The success of the Lizard tail project in Derby is the strong community connections between individuals and organisations. I regard Derby as one of the most strong connections between individuals and different community groups, which is refreshing to see.
I would like to focus on how I designed the workshop for the Derby District School as an example of catering for each specific age group. The early year coordinator Caroline Cleal and I had a meeting a day prior to the workshops, where we decided to work on circle face cards as a means of expressing emotions and showing empathy, which they are learning from age 4–10 years. A similar process was conducted at each organisation visit, where I have developed participant specific workshops.
In each workshop, we talked about ways of expressing feelings in a safe environment, and discussed some productive ways to express emotions. For example, pre-school to year 4 students are all taught how to express emotions by using four circle face cards: 'Happy, Sad, Angry and Worried', so the Lizard Tail workshop was designed to use symbols the children are already familiar with, such as hearts for love, or stars for energy, when your friends or family need support. The group had some fantastic discussion about ways you can always ask gently "How are you feeling? Are you OK?" if your friends or family seem to need a love heart or energy star.
Then each artist made small lizard tails that we connected to the bigger lizard tail created during each class. We talked about all of the magical lizard eggs that have hatched into baby lizards! We did a lizard dance together, with 60 Kindergarten and Pre-Primary students in the final class as celebration of the achievement of the day!
In this playful environment, we learned about how supporting your friends and family through art can be beneficial. Sometimes talking about feelings may be difficult, so using gestures, body language and symbols is another way to express caring for your friends and family.
The children demonstrated their amazing ability to empathise with those around them. Research shows that even very young children begin to feel empathy, and typically the capacity to understand how others might be feeling grows as they mature. Many neuroscientists have propose that mirror neurons play an important role in our capacity for empathy. I am fascinated by this area, particularly how the use of visual symbols can help stimulate emotional responses, particularly for young children, and both children and adults experiencing specific challenges with recognising and interpreting the emotions of others.
Next week is the final week of the workshops, and we are planning to work with the school holiday junior program at the Youth Centre from 30 September to 2 October, and regular visits to the Youth Centre on Tuesday and Thursday afternoons.
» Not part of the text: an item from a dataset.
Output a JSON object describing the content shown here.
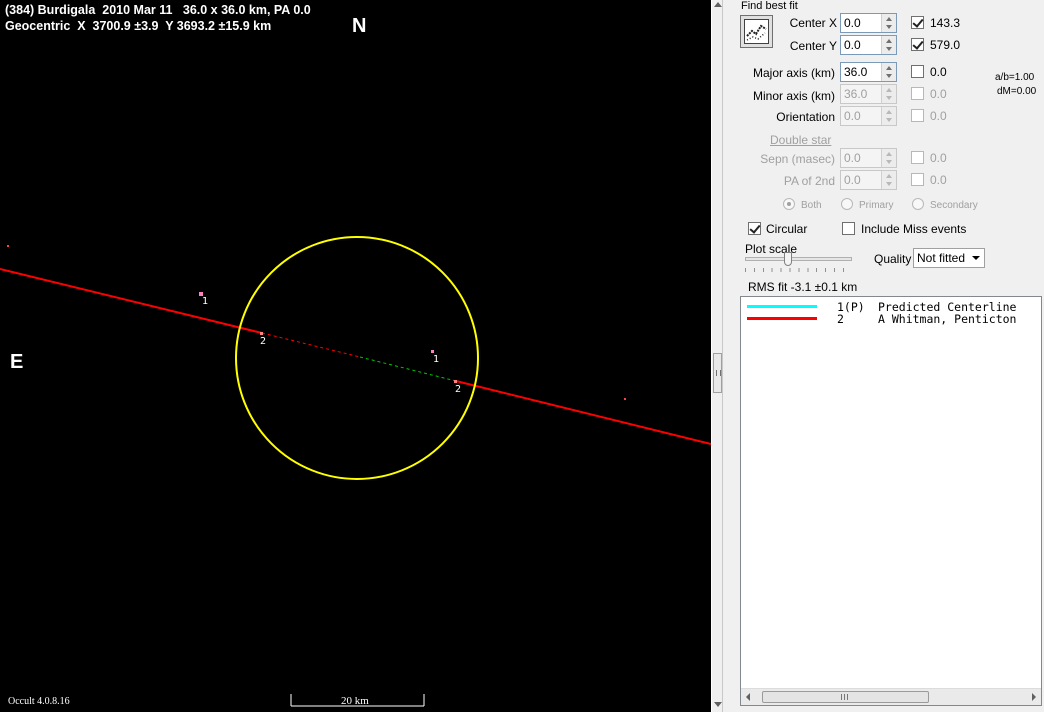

The West Kimberley Regional Prison visit is on Friday, then we will finish with the final workshops at the CWA Market on 4 October from 8am to 12 noon. The Lizard Tail Art Magic workshop at the nursing home will be held by Alysia Hickling next Thursday. I am just so grateful for the positive and active support driven by the community facilitators and the members.
Together, we are growing healthy Lizard tails.
One more week to go!